[What the task asks]:
Your task is to copy the listing exactly, with the pictures left out.

[Data extract]:
# # #

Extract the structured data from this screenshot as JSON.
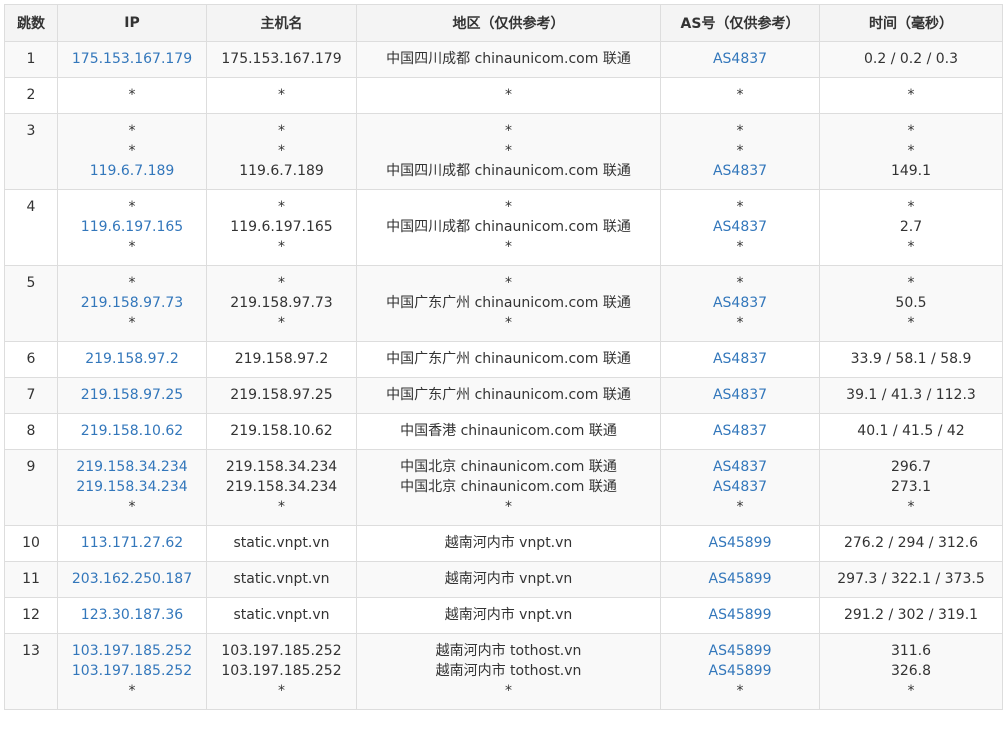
{
  "headers": {
    "hop": "跳数",
    "ip": "IP",
    "host": "主机名",
    "region": "地区（仅供参考）",
    "as": "AS号（仅供参考）",
    "time": "时间（毫秒）"
  },
  "colors": {
    "link": "#3377bb",
    "border": "#dddddd",
    "header_bg": "#f4f4f4",
    "stripe_bg": "#f9f9f9"
  },
  "rows": [
    {
      "hop": "1",
      "ip": [
        "175.153.167.179"
      ],
      "host": [
        "175.153.167.179"
      ],
      "region": [
        "中国四川成都 chinaunicom.com 联通"
      ],
      "as": [
        "AS4837"
      ],
      "time": [
        "0.2 / 0.2 / 0.3"
      ]
    },
    {
      "hop": "2",
      "ip": [
        "*"
      ],
      "host": [
        "*"
      ],
      "region": [
        "*"
      ],
      "as": [
        "*"
      ],
      "time": [
        "*"
      ]
    },
    {
      "hop": "3",
      "ip": [
        "*",
        "*",
        "119.6.7.189"
      ],
      "host": [
        "*",
        "*",
        "119.6.7.189"
      ],
      "region": [
        "*",
        "*",
        "中国四川成都 chinaunicom.com 联通"
      ],
      "as": [
        "*",
        "*",
        "AS4837"
      ],
      "time": [
        "*",
        "*",
        "149.1"
      ]
    },
    {
      "hop": "4",
      "ip": [
        "*",
        "119.6.197.165",
        "*"
      ],
      "host": [
        "*",
        "119.6.197.165",
        "*"
      ],
      "region": [
        "*",
        "中国四川成都 chinaunicom.com 联通",
        "*"
      ],
      "as": [
        "*",
        "AS4837",
        "*"
      ],
      "time": [
        "*",
        "2.7",
        "*"
      ]
    },
    {
      "hop": "5",
      "ip": [
        "*",
        "219.158.97.73",
        "*"
      ],
      "host": [
        "*",
        "219.158.97.73",
        "*"
      ],
      "region": [
        "*",
        "中国广东广州 chinaunicom.com 联通",
        "*"
      ],
      "as": [
        "*",
        "AS4837",
        "*"
      ],
      "time": [
        "*",
        "50.5",
        "*"
      ]
    },
    {
      "hop": "6",
      "ip": [
        "219.158.97.2"
      ],
      "host": [
        "219.158.97.2"
      ],
      "region": [
        "中国广东广州 chinaunicom.com 联通"
      ],
      "as": [
        "AS4837"
      ],
      "time": [
        "33.9 / 58.1 / 58.9"
      ]
    },
    {
      "hop": "7",
      "ip": [
        "219.158.97.25"
      ],
      "host": [
        "219.158.97.25"
      ],
      "region": [
        "中国广东广州 chinaunicom.com 联通"
      ],
      "as": [
        "AS4837"
      ],
      "time": [
        "39.1 / 41.3 / 112.3"
      ]
    },
    {
      "hop": "8",
      "ip": [
        "219.158.10.62"
      ],
      "host": [
        "219.158.10.62"
      ],
      "region": [
        "中国香港 chinaunicom.com 联通"
      ],
      "as": [
        "AS4837"
      ],
      "time": [
        "40.1 / 41.5 / 42"
      ]
    },
    {
      "hop": "9",
      "ip": [
        "219.158.34.234",
        "219.158.34.234",
        "*"
      ],
      "host": [
        "219.158.34.234",
        "219.158.34.234",
        "*"
      ],
      "region": [
        "中国北京 chinaunicom.com 联通",
        "中国北京 chinaunicom.com 联通",
        "*"
      ],
      "as": [
        "AS4837",
        "AS4837",
        "*"
      ],
      "time": [
        "296.7",
        "273.1",
        "*"
      ]
    },
    {
      "hop": "10",
      "ip": [
        "113.171.27.62"
      ],
      "host": [
        "static.vnpt.vn"
      ],
      "region": [
        "越南河内市 vnpt.vn"
      ],
      "as": [
        "AS45899"
      ],
      "time": [
        "276.2 / 294 / 312.6"
      ]
    },
    {
      "hop": "11",
      "ip": [
        "203.162.250.187"
      ],
      "host": [
        "static.vnpt.vn"
      ],
      "region": [
        "越南河内市 vnpt.vn"
      ],
      "as": [
        "AS45899"
      ],
      "time": [
        "297.3 / 322.1 / 373.5"
      ]
    },
    {
      "hop": "12",
      "ip": [
        "123.30.187.36"
      ],
      "host": [
        "static.vnpt.vn"
      ],
      "region": [
        "越南河内市 vnpt.vn"
      ],
      "as": [
        "AS45899"
      ],
      "time": [
        "291.2 / 302 / 319.1"
      ]
    },
    {
      "hop": "13",
      "ip": [
        "103.197.185.252",
        "103.197.185.252",
        "*"
      ],
      "host": [
        "103.197.185.252",
        "103.197.185.252",
        "*"
      ],
      "region": [
        "越南河内市 tothost.vn",
        "越南河内市 tothost.vn",
        "*"
      ],
      "as": [
        "AS45899",
        "AS45899",
        "*"
      ],
      "time": [
        "311.6",
        "326.8",
        "*"
      ]
    }
  ]
}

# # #

[Answer to the exercise]:
Extract the structured data from this screenshot as JSON.
{
  "headers": {
    "hop": "跳数",
    "ip": "IP",
    "host": "主机名",
    "region": "地区（仅供参考）",
    "as": "AS号（仅供参考）",
    "time": "时间（毫秒）"
  },
  "colors": {
    "link": "#3377bb",
    "border": "#dddddd",
    "header_bg": "#f4f4f4",
    "stripe_bg": "#f9f9f9"
  },
  "rows": [
    {
      "hop": "1",
      "ip": [
        "175.153.167.179"
      ],
      "host": [
        "175.153.167.179"
      ],
      "region": [
        "中国四川成都 chinaunicom.com 联通"
      ],
      "as": [
        "AS4837"
      ],
      "time": [
        "0.2 / 0.2 / 0.3"
      ]
    },
    {
      "hop": "2",
      "ip": [
        "*"
      ],
      "host": [
        "*"
      ],
      "region": [
        "*"
      ],
      "as": [
        "*"
      ],
      "time": [
        "*"
      ]
    },
    {
      "hop": "3",
      "ip": [
        "*",
        "*",
        "119.6.7.189"
      ],
      "host": [
        "*",
        "*",
        "119.6.7.189"
      ],
      "region": [
        "*",
        "*",
        "中国四川成都 chinaunicom.com 联通"
      ],
      "as": [
        "*",
        "*",
        "AS4837"
      ],
      "time": [
        "*",
        "*",
        "149.1"
      ]
    },
    {
      "hop": "4",
      "ip": [
        "*",
        "119.6.197.165",
        "*"
      ],
      "host": [
        "*",
        "119.6.197.165",
        "*"
      ],
      "region": [
        "*",
        "中国四川成都 chinaunicom.com 联通",
        "*"
      ],
      "as": [
        "*",
        "AS4837",
        "*"
      ],
      "time": [
        "*",
        "2.7",
        "*"
      ]
    },
    {
      "hop": "5",
      "ip": [
        "*",
        "219.158.97.73",
        "*"
      ],
      "host": [
        "*",
        "219.158.97.73",
        "*"
      ],
      "region": [
        "*",
        "中国广东广州 chinaunicom.com 联通",
        "*"
      ],
      "as": [
        "*",
        "AS4837",
        "*"
      ],
      "time": [
        "*",
        "50.5",
        "*"
      ]
    },
    {
      "hop": "6",
      "ip": [
        "219.158.97.2"
      ],
      "host": [
        "219.158.97.2"
      ],
      "region": [
        "中国广东广州 chinaunicom.com 联通"
      ],
      "as": [
        "AS4837"
      ],
      "time": [
        "33.9 / 58.1 / 58.9"
      ]
    },
    {
      "hop": "7",
      "ip": [
        "219.158.97.25"
      ],
      "host": [
        "219.158.97.25"
      ],
      "region": [
        "中国广东广州 chinaunicom.com 联通"
      ],
      "as": [
        "AS4837"
      ],
      "time": [
        "39.1 / 41.3 / 112.3"
      ]
    },
    {
      "hop": "8",
      "ip": [
        "219.158.10.62"
      ],
      "host": [
        "219.158.10.62"
      ],
      "region": [
        "中国香港 chinaunicom.com 联通"
      ],
      "as": [
        "AS4837"
      ],
      "time": [
        "40.1 / 41.5 / 42"
      ]
    },
    {
      "hop": "9",
      "ip": [
        "219.158.34.234",
        "219.158.34.234",
        "*"
      ],
      "host": [
        "219.158.34.234",
        "219.158.34.234",
        "*"
      ],
      "region": [
        "中国北京 chinaunicom.com 联通",
        "中国北京 chinaunicom.com 联通",
        "*"
      ],
      "as": [
        "AS4837",
        "AS4837",
        "*"
      ],
      "time": [
        "296.7",
        "273.1",
        "*"
      ]
    },
    {
      "hop": "10",
      "ip": [
        "113.171.27.62"
      ],
      "host": [
        "static.vnpt.vn"
      ],
      "region": [
        "越南河内市 vnpt.vn"
      ],
      "as": [
        "AS45899"
      ],
      "time": [
        "276.2 / 294 / 312.6"
      ]
    },
    {
      "hop": "11",
      "ip": [
        "203.162.250.187"
      ],
      "host": [
        "static.vnpt.vn"
      ],
      "region": [
        "越南河内市 vnpt.vn"
      ],
      "as": [
        "AS45899"
      ],
      "time": [
        "297.3 / 322.1 / 373.5"
      ]
    },
    {
      "hop": "12",
      "ip": [
        "123.30.187.36"
      ],
      "host": [
        "static.vnpt.vn"
      ],
      "region": [
        "越南河内市 vnpt.vn"
      ],
      "as": [
        "AS45899"
      ],
      "time": [
        "291.2 / 302 / 319.1"
      ]
    },
    {
      "hop": "13",
      "ip": [
        "103.197.185.252",
        "103.197.185.252",
        "*"
      ],
      "host": [
        "103.197.185.252",
        "103.197.185.252",
        "*"
      ],
      "region": [
        "越南河内市 tothost.vn",
        "越南河内市 tothost.vn",
        "*"
      ],
      "as": [
        "AS45899",
        "AS45899",
        "*"
      ],
      "time": [
        "311.6",
        "326.8",
        "*"
      ]
    }
  ]
}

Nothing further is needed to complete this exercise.